# Problem:
The answer should hold every line of the listing, unchanged and free of images.

# Entries shown:

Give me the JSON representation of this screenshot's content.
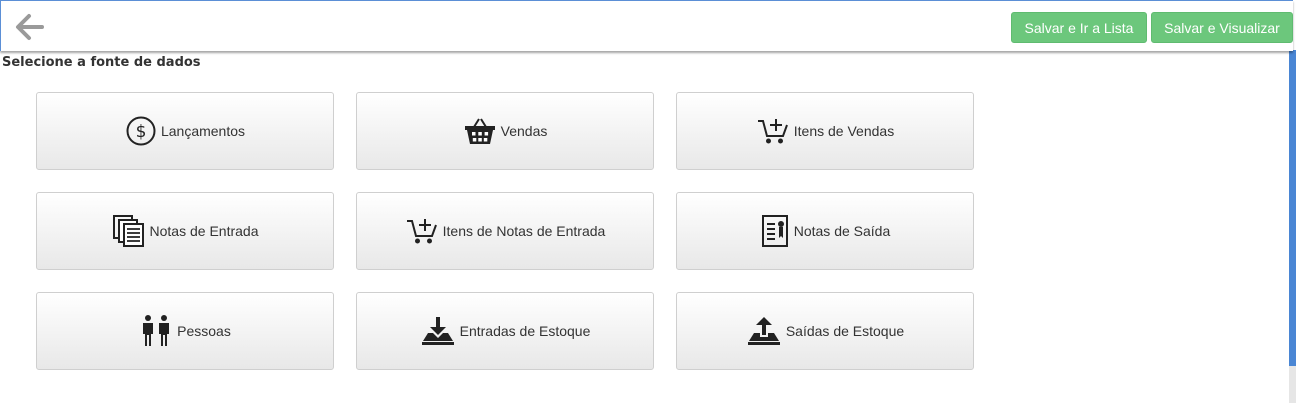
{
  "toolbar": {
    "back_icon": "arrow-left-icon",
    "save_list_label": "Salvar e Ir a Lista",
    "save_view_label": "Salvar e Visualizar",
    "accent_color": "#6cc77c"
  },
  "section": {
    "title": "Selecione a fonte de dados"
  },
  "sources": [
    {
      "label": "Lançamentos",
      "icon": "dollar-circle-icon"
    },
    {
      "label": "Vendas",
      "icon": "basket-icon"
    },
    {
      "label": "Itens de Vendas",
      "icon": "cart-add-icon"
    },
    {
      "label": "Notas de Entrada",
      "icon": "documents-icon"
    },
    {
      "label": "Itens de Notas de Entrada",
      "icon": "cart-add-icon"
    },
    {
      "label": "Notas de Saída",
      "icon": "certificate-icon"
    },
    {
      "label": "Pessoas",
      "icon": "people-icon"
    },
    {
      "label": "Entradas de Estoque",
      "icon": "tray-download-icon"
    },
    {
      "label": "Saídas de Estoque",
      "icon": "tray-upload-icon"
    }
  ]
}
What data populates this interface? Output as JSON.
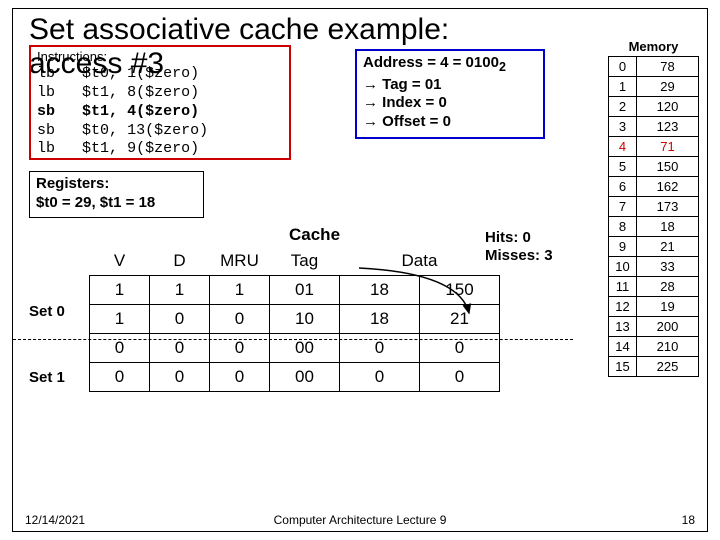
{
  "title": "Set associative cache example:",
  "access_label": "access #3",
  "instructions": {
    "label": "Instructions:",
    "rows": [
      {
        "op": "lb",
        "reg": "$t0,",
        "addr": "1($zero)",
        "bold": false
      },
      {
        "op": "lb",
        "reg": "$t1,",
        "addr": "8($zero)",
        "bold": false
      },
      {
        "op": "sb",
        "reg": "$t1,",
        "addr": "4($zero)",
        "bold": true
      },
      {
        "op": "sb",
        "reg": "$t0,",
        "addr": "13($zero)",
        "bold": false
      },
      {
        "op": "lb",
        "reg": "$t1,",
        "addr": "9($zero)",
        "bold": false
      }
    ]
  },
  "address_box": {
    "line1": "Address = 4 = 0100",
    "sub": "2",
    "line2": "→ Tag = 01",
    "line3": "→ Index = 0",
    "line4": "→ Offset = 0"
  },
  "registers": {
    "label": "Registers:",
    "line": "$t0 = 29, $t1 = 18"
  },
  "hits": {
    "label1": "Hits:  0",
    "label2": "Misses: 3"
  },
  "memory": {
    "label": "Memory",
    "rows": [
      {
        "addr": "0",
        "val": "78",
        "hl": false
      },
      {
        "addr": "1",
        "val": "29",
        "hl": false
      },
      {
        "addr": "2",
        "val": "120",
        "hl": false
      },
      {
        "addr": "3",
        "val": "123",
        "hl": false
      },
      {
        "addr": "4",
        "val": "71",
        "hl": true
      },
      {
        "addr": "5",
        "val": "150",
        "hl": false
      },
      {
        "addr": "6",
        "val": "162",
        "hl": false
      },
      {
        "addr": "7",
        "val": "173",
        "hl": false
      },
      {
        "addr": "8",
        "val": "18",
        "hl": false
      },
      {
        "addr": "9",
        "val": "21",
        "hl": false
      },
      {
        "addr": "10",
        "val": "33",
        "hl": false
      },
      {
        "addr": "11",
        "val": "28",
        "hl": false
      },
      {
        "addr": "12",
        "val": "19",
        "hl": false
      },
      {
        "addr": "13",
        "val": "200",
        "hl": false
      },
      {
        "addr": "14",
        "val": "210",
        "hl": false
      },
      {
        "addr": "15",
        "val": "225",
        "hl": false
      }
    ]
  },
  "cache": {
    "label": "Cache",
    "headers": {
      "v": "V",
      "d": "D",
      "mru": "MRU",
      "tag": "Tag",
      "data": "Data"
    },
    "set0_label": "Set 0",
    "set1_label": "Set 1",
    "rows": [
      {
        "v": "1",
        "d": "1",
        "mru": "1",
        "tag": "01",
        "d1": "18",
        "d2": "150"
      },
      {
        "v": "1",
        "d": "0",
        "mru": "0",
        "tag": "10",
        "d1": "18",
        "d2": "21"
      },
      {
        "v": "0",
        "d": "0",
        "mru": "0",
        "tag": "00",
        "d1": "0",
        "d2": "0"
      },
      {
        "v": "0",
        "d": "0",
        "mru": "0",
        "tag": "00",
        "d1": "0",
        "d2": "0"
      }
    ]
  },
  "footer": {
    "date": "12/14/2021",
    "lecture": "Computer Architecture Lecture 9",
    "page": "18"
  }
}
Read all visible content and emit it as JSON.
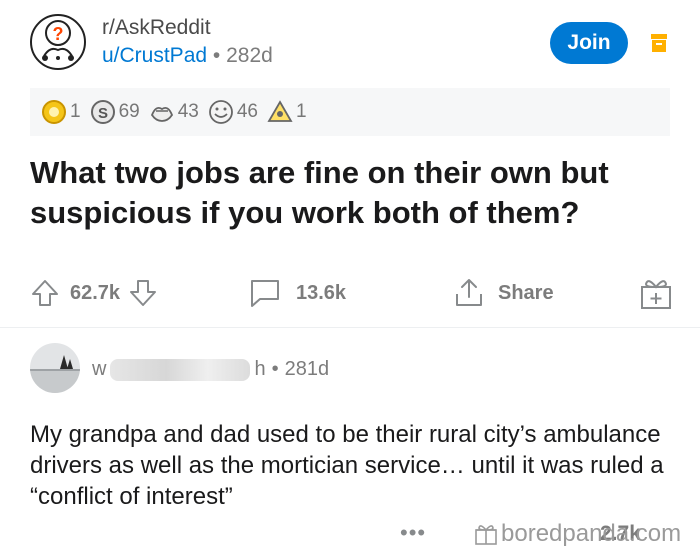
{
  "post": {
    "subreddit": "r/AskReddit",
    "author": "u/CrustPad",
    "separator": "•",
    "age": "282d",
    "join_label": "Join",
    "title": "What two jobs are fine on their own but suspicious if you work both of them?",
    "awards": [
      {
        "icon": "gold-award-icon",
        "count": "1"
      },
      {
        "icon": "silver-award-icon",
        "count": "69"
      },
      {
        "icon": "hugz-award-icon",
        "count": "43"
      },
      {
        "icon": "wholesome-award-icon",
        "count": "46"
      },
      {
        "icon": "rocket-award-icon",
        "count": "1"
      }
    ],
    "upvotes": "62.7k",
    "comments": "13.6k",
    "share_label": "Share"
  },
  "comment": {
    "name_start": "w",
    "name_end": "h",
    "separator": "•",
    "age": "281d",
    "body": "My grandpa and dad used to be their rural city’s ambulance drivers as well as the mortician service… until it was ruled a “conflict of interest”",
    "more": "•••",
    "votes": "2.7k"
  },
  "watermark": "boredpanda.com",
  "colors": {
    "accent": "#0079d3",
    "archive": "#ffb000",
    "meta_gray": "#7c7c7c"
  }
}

# Solved exercise:
Give me the JSON representation of this screenshot's content.
{
  "toolbar": {
    "back_icon": "arrow-left-icon",
    "save_list_label": "Salvar e Ir a Lista",
    "save_view_label": "Salvar e Visualizar",
    "accent_color": "#6cc77c"
  },
  "section": {
    "title": "Selecione a fonte de dados"
  },
  "sources": [
    {
      "label": "Lançamentos",
      "icon": "dollar-circle-icon"
    },
    {
      "label": "Vendas",
      "icon": "basket-icon"
    },
    {
      "label": "Itens de Vendas",
      "icon": "cart-add-icon"
    },
    {
      "label": "Notas de Entrada",
      "icon": "documents-icon"
    },
    {
      "label": "Itens de Notas de Entrada",
      "icon": "cart-add-icon"
    },
    {
      "label": "Notas de Saída",
      "icon": "certificate-icon"
    },
    {
      "label": "Pessoas",
      "icon": "people-icon"
    },
    {
      "label": "Entradas de Estoque",
      "icon": "tray-download-icon"
    },
    {
      "label": "Saídas de Estoque",
      "icon": "tray-upload-icon"
    }
  ]
}
What data populates this interface? Output as JSON.
{
  "title": "Set associative cache example:",
  "access_label": "access #3",
  "instructions": {
    "label": "Instructions:",
    "rows": [
      {
        "op": "lb",
        "reg": "$t0,",
        "addr": "1($zero)",
        "bold": false
      },
      {
        "op": "lb",
        "reg": "$t1,",
        "addr": "8($zero)",
        "bold": false
      },
      {
        "op": "sb",
        "reg": "$t1,",
        "addr": "4($zero)",
        "bold": true
      },
      {
        "op": "sb",
        "reg": "$t0,",
        "addr": "13($zero)",
        "bold": false
      },
      {
        "op": "lb",
        "reg": "$t1,",
        "addr": "9($zero)",
        "bold": false
      }
    ]
  },
  "address_box": {
    "line1": "Address = 4 = 0100",
    "sub": "2",
    "line2": "→ Tag = 01",
    "line3": "→ Index = 0",
    "line4": "→ Offset = 0"
  },
  "registers": {
    "label": "Registers:",
    "line": "$t0 = 29, $t1 = 18"
  },
  "hits": {
    "label1": "Hits:  0",
    "label2": "Misses: 3"
  },
  "memory": {
    "label": "Memory",
    "rows": [
      {
        "addr": "0",
        "val": "78",
        "hl": false
      },
      {
        "addr": "1",
        "val": "29",
        "hl": false
      },
      {
        "addr": "2",
        "val": "120",
        "hl": false
      },
      {
        "addr": "3",
        "val": "123",
        "hl": false
      },
      {
        "addr": "4",
        "val": "71",
        "hl": true
      },
      {
        "addr": "5",
        "val": "150",
        "hl": false
      },
      {
        "addr": "6",
        "val": "162",
        "hl": false
      },
      {
        "addr": "7",
        "val": "173",
        "hl": false
      },
      {
        "addr": "8",
        "val": "18",
        "hl": false
      },
      {
        "addr": "9",
        "val": "21",
        "hl": false
      },
      {
        "addr": "10",
        "val": "33",
        "hl": false
      },
      {
        "addr": "11",
        "val": "28",
        "hl": false
      },
      {
        "addr": "12",
        "val": "19",
        "hl": false
      },
      {
        "addr": "13",
        "val": "200",
        "hl": false
      },
      {
        "addr": "14",
        "val": "210",
        "hl": false
      },
      {
        "addr": "15",
        "val": "225",
        "hl": false
      }
    ]
  },
  "cache": {
    "label": "Cache",
    "headers": {
      "v": "V",
      "d": "D",
      "mru": "MRU",
      "tag": "Tag",
      "data": "Data"
    },
    "set0_label": "Set 0",
    "set1_label": "Set 1",
    "rows": [
      {
        "v": "1",
        "d": "1",
        "mru": "1",
        "tag": "01",
        "d1": "18",
        "d2": "150"
      },
      {
        "v": "1",
        "d": "0",
        "mru": "0",
        "tag": "10",
        "d1": "18",
        "d2": "21"
      },
      {
        "v": "0",
        "d": "0",
        "mru": "0",
        "tag": "00",
        "d1": "0",
        "d2": "0"
      },
      {
        "v": "0",
        "d": "0",
        "mru": "0",
        "tag": "00",
        "d1": "0",
        "d2": "0"
      }
    ]
  },
  "footer": {
    "date": "12/14/2021",
    "lecture": "Computer Architecture Lecture 9",
    "page": "18"
  }
}
Read all visible content and emit it as JSON.
{
  "post": {
    "subreddit": "r/AskReddit",
    "author": "u/CrustPad",
    "separator": "•",
    "age": "282d",
    "join_label": "Join",
    "title": "What two jobs are fine on their own but suspicious if you work both of them?",
    "awards": [
      {
        "icon": "gold-award-icon",
        "count": "1"
      },
      {
        "icon": "silver-award-icon",
        "count": "69"
      },
      {
        "icon": "hugz-award-icon",
        "count": "43"
      },
      {
        "icon": "wholesome-award-icon",
        "count": "46"
      },
      {
        "icon": "rocket-award-icon",
        "count": "1"
      }
    ],
    "upvotes": "62.7k",
    "comments": "13.6k",
    "share_label": "Share"
  },
  "comment": {
    "name_start": "w",
    "name_end": "h",
    "separator": "•",
    "age": "281d",
    "body": "My grandpa and dad used to be their rural city’s ambulance drivers as well as the mortician service… until it was ruled a “conflict of interest”",
    "more": "•••",
    "votes": "2.7k"
  },
  "watermark": "boredpanda.com",
  "colors": {
    "accent": "#0079d3",
    "archive": "#ffb000",
    "meta_gray": "#7c7c7c"
  }
}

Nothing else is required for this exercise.